* [Your task]:
Retype the entries exactly. Include every line.

* [Dataset extract]:

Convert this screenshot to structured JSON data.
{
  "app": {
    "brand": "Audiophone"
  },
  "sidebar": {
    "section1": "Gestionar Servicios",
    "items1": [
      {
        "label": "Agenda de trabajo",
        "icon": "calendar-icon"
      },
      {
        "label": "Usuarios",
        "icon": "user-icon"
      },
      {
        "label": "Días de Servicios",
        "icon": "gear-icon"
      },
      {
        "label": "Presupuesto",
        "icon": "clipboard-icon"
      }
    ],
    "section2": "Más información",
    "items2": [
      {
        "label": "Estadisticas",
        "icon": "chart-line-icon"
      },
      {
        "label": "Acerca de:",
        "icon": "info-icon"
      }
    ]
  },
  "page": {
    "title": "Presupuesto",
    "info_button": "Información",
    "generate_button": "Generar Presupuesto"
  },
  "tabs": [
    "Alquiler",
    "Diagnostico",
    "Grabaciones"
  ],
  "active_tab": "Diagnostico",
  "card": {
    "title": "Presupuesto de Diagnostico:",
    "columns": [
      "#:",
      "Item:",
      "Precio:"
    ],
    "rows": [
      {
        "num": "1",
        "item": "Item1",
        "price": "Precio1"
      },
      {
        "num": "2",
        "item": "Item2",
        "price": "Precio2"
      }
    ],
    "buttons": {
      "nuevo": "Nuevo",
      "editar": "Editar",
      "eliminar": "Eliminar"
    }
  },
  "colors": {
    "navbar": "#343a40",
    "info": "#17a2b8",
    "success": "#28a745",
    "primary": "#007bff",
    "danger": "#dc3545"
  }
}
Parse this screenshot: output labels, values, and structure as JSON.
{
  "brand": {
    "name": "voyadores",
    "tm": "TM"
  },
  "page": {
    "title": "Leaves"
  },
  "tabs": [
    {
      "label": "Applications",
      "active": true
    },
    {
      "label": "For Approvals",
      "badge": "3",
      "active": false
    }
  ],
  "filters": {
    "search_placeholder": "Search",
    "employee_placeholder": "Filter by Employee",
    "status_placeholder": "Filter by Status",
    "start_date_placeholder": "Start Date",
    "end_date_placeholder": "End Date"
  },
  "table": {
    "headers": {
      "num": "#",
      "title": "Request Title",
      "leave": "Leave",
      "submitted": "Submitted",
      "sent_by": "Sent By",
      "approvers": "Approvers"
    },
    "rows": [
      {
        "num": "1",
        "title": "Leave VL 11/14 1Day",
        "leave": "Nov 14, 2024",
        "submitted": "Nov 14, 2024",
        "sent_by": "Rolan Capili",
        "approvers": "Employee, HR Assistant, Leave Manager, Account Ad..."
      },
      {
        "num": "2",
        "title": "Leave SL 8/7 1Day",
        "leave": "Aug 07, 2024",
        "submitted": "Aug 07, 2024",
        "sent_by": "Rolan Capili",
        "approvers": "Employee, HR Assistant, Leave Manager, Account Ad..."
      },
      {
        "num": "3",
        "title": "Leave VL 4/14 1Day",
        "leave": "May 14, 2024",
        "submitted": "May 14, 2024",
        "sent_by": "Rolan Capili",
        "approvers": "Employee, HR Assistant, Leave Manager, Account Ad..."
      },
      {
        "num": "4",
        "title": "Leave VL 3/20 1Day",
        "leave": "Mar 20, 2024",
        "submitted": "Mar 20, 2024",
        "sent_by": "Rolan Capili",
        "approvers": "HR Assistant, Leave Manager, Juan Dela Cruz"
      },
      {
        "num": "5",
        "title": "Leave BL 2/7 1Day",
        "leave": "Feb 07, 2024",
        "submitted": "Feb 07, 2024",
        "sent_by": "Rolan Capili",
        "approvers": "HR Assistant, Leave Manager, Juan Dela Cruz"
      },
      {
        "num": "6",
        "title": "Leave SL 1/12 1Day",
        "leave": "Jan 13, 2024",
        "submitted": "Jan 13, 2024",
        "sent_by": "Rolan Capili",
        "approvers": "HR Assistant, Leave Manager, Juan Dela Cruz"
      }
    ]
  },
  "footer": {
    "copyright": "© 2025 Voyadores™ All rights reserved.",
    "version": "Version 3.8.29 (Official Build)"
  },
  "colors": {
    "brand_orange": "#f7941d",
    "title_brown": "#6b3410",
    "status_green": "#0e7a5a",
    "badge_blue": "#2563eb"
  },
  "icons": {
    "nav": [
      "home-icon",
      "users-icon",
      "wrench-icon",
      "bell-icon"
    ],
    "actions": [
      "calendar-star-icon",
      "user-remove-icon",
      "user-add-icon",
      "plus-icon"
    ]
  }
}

* [Your solution]:
Convert this screenshot to structured JSON data.
{
  "app": {
    "brand": "Audiophone"
  },
  "sidebar": {
    "section1": "Gestionar Servicios",
    "items1": [
      {
        "label": "Agenda de trabajo",
        "icon": "calendar-icon"
      },
      {
        "label": "Usuarios",
        "icon": "user-icon"
      },
      {
        "label": "Días de Servicios",
        "icon": "gear-icon"
      },
      {
        "label": "Presupuesto",
        "icon": "clipboard-icon"
      }
    ],
    "section2": "Más información",
    "items2": [
      {
        "label": "Estadisticas",
        "icon": "chart-line-icon"
      },
      {
        "label": "Acerca de:",
        "icon": "info-icon"
      }
    ]
  },
  "page": {
    "title": "Presupuesto",
    "info_button": "Información",
    "generate_button": "Generar Presupuesto"
  },
  "tabs": [
    "Alquiler",
    "Diagnostico",
    "Grabaciones"
  ],
  "active_tab": "Diagnostico",
  "card": {
    "title": "Presupuesto de Diagnostico:",
    "columns": [
      "#:",
      "Item:",
      "Precio:"
    ],
    "rows": [
      {
        "num": "1",
        "item": "Item1",
        "price": "Precio1"
      },
      {
        "num": "2",
        "item": "Item2",
        "price": "Precio2"
      }
    ],
    "buttons": {
      "nuevo": "Nuevo",
      "editar": "Editar",
      "eliminar": "Eliminar"
    }
  },
  "colors": {
    "navbar": "#343a40",
    "info": "#17a2b8",
    "success": "#28a745",
    "primary": "#007bff",
    "danger": "#dc3545"
  }
}
Parse this screenshot: output labels, values, and structure as JSON.
{
  "brand": {
    "name": "voyadores",
    "tm": "TM"
  },
  "page": {
    "title": "Leaves"
  },
  "tabs": [
    {
      "label": "Applications",
      "active": true
    },
    {
      "label": "For Approvals",
      "badge": "3",
      "active": false
    }
  ],
  "filters": {
    "search_placeholder": "Search",
    "employee_placeholder": "Filter by Employee",
    "status_placeholder": "Filter by Status",
    "start_date_placeholder": "Start Date",
    "end_date_placeholder": "End Date"
  },
  "table": {
    "headers": {
      "num": "#",
      "title": "Request Title",
      "leave": "Leave",
      "submitted": "Submitted",
      "sent_by": "Sent By",
      "approvers": "Approvers"
    },
    "rows": [
      {
        "num": "1",
        "title": "Leave VL 11/14 1Day",
        "leave": "Nov 14, 2024",
        "submitted": "Nov 14, 2024",
        "sent_by": "Rolan Capili",
        "approvers": "Employee, HR Assistant, Leave Manager, Account Ad..."
      },
      {
        "num": "2",
        "title": "Leave SL 8/7 1Day",
        "leave": "Aug 07, 2024",
        "submitted": "Aug 07, 2024",
        "sent_by": "Rolan Capili",
        "approvers": "Employee, HR Assistant, Leave Manager, Account Ad..."
      },
      {
        "num": "3",
        "title": "Leave VL 4/14 1Day",
        "leave": "May 14, 2024",
        "submitted": "May 14, 2024",
        "sent_by": "Rolan Capili",
        "approvers": "Employee, HR Assistant, Leave Manager, Account Ad..."
      },
      {
        "num": "4",
        "title": "Leave VL 3/20 1Day",
        "leave": "Mar 20, 2024",
        "submitted": "Mar 20, 2024",
        "sent_by": "Rolan Capili",
        "approvers": "HR Assistant, Leave Manager, Juan Dela Cruz"
      },
      {
        "num": "5",
        "title": "Leave BL 2/7 1Day",
        "leave": "Feb 07, 2024",
        "submitted": "Feb 07, 2024",
        "sent_by": "Rolan Capili",
        "approvers": "HR Assistant, Leave Manager, Juan Dela Cruz"
      },
      {
        "num": "6",
        "title": "Leave SL 1/12 1Day",
        "leave": "Jan 13, 2024",
        "submitted": "Jan 13, 2024",
        "sent_by": "Rolan Capili",
        "approvers": "HR Assistant, Leave Manager, Juan Dela Cruz"
      }
    ]
  },
  "footer": {
    "copyright": "© 2025 Voyadores™ All rights reserved.",
    "version": "Version 3.8.29 (Official Build)"
  },
  "colors": {
    "brand_orange": "#f7941d",
    "title_brown": "#6b3410",
    "status_green": "#0e7a5a",
    "badge_blue": "#2563eb"
  },
  "icons": {
    "nav": [
      "home-icon",
      "users-icon",
      "wrench-icon",
      "bell-icon"
    ],
    "actions": [
      "calendar-star-icon",
      "user-remove-icon",
      "user-add-icon",
      "plus-icon"
    ]
  }
}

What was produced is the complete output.